Minutes after hiking several miles in the wilderness with a 45 pound pack on his back, 12 year old Riehle (“Riley”) is beaming with excitement in anticipation of what comes next.
“I’ve never done rock climbing before, but I think it’s going to be really fun!” said Riehle.
Not all members of the crew are as eager as he is.
At the start of their course, most Outward Bound participants have a sense that they are about to engage in challenging, even risky, activities. They may have heard that they will “step out of their comfort zone.” To many, rock climbing is perceived as the high-adrenaline, high-risk activity that pushes them across the comfort zone boundary.
For that reason, Outward Bound program progressions are designed to prepare students, technically and emotionally, for this peak moment of excitement, challenge, and fear.
In his book, Alone on the Wall, all-world rock climber Alex Honnold explains, “I’ve done a lot of thinking about fear. For me the crucial question is not how to climb without fear – that’s impossible – but how to deal with it when it creeps into your nerve endings.”
When the fear creeps in, you are beginning to step out of your comfort zone. But stepping out of your comfort zone involves knowing where your comfort zone lies, and that will vary from student to student.
This is where Challenge by Choice comes in. Challenge by Choice is a core tenet for how we frame rock climbing at POBS for our participants. It involves students deciding on their own, without instructor or peer pressure, to take on a challenge. The instructor and other participants respect anyone’s right to sit out or to opt for a personalized level of engagement.
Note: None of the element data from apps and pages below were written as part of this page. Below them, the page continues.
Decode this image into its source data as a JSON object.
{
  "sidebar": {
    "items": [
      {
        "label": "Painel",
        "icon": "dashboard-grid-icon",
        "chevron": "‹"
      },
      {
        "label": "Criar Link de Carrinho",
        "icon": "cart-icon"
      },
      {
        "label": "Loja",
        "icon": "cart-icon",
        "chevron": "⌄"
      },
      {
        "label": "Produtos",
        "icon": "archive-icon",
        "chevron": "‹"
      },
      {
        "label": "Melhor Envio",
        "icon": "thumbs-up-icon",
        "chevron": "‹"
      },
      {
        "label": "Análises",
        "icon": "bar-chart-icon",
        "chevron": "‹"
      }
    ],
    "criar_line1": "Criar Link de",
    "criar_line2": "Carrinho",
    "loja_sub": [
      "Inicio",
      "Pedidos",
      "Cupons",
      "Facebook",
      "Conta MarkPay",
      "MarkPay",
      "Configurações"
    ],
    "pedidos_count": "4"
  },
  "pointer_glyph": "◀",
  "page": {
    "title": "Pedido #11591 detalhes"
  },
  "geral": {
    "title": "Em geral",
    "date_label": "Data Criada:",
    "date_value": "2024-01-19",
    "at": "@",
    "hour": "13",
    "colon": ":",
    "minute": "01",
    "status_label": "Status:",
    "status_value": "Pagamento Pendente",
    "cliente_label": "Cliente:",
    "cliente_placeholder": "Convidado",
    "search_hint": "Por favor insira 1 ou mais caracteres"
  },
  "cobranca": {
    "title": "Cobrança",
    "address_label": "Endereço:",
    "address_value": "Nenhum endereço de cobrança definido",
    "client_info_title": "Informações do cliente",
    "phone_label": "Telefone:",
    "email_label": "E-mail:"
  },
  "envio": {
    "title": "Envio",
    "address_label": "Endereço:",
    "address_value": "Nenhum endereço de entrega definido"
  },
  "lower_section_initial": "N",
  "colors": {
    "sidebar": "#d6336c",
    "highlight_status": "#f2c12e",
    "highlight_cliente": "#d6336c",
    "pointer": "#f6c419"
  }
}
Essentially, this means we place no emphasis on how high or fast students climb a rock wall; and in certain instances, if they even climb at all. For some, just putting on a harness and belaying a climber is an appropriate level of challenge, and that’s perfectly fine! The important thing is that students are aware of when they are challenged and on the edge of their comfort zone, and then attempt to expand the boundary from there.
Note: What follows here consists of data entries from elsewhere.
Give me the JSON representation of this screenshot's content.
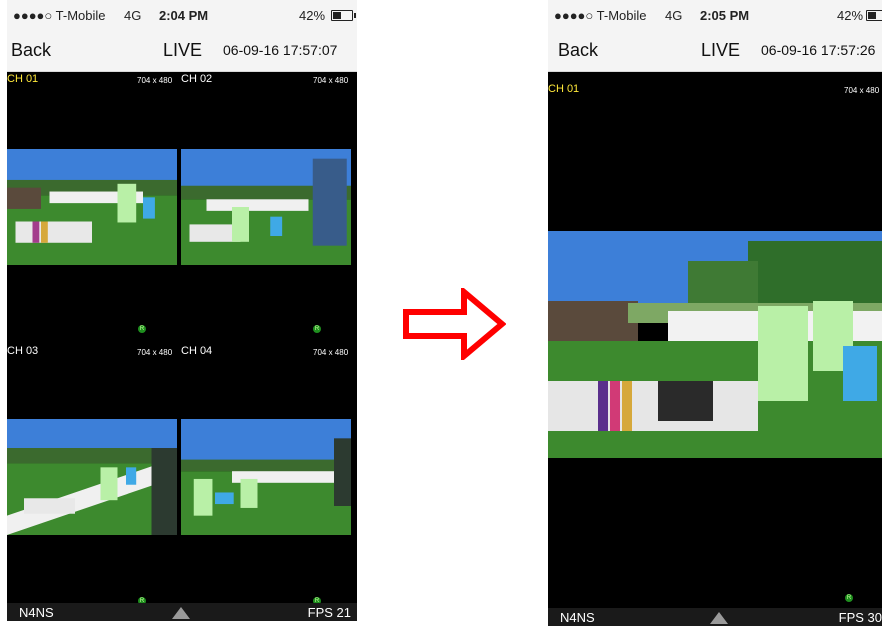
{
  "left": {
    "status": {
      "carrier": "●●●●○ T-Mobile",
      "network": "4G",
      "time": "2:04 PM",
      "battery": "42%"
    },
    "nav": {
      "back": "Back",
      "title": "LIVE",
      "timestamp": "06-09-16 17:57:07"
    },
    "channels": [
      {
        "label": "CH 01",
        "resolution": "704 x 480",
        "active": true
      },
      {
        "label": "CH 02",
        "resolution": "704 x 480",
        "active": false
      },
      {
        "label": "CH 03",
        "resolution": "704 x 480",
        "active": false
      },
      {
        "label": "CH 04",
        "resolution": "704 x 480",
        "active": false
      }
    ],
    "rec_badge": "R",
    "bottom": {
      "device": "N4NS",
      "fps": "FPS 21"
    }
  },
  "right": {
    "status": {
      "carrier": "●●●●○ T-Mobile",
      "network": "4G",
      "time": "2:05 PM",
      "battery": "42%"
    },
    "nav": {
      "back": "Back",
      "title": "LIVE",
      "timestamp": "06-09-16 17:57:26"
    },
    "channel": {
      "label": "CH 01",
      "resolution": "704 x 480",
      "active": true
    },
    "rec_badge": "R",
    "bottom": {
      "device": "N4NS",
      "fps": "FPS 30"
    }
  },
  "colors": {
    "arrow": "#ff0000",
    "active_channel": "#ffe83a",
    "rec": "#1f8f1f"
  },
  "icons": {
    "transition": "right-arrow-icon",
    "bottom_toggle": "up-triangle-icon",
    "battery": "battery-icon"
  }
}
Riehle’s crew encapsulate the challenge by choice process. Some climbed to the top, some opted just to belay a crewmember and not climb, and some, like Riehle himself, split the difference and made it part way up the rock face.
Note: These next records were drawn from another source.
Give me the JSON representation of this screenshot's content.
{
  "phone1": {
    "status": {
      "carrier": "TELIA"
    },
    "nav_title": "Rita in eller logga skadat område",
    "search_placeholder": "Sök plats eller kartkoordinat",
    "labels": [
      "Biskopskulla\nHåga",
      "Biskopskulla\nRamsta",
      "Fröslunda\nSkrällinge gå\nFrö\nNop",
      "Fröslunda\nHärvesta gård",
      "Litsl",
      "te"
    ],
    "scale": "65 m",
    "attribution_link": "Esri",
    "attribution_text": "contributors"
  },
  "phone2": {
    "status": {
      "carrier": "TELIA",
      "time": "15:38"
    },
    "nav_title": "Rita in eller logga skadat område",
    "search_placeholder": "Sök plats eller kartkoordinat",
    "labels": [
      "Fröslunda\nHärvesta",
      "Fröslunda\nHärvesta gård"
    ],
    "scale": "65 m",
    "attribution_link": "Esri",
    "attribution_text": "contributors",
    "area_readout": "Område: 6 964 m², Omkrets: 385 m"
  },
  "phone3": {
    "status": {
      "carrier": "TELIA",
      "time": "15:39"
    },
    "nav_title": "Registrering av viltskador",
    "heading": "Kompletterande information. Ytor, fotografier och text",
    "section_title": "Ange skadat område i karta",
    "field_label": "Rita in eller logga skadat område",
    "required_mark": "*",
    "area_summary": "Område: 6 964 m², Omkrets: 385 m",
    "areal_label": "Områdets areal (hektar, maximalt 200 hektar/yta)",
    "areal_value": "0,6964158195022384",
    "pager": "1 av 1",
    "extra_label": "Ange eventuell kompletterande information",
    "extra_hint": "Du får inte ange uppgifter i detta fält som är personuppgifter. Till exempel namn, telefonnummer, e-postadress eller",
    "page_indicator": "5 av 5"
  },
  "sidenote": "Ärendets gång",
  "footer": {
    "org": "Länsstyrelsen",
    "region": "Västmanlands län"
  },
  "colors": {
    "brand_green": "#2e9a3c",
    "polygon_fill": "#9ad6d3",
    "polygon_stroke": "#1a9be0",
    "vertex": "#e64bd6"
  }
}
Rock climbing not only helps students find and step out of their comfort zone, it teaches them to perform under pressure in a supported environment, with the idea that they can then apply what they’ve learned in their own lives away from the rock wall.
But the best part? Take it from Riehle: “That was fun!”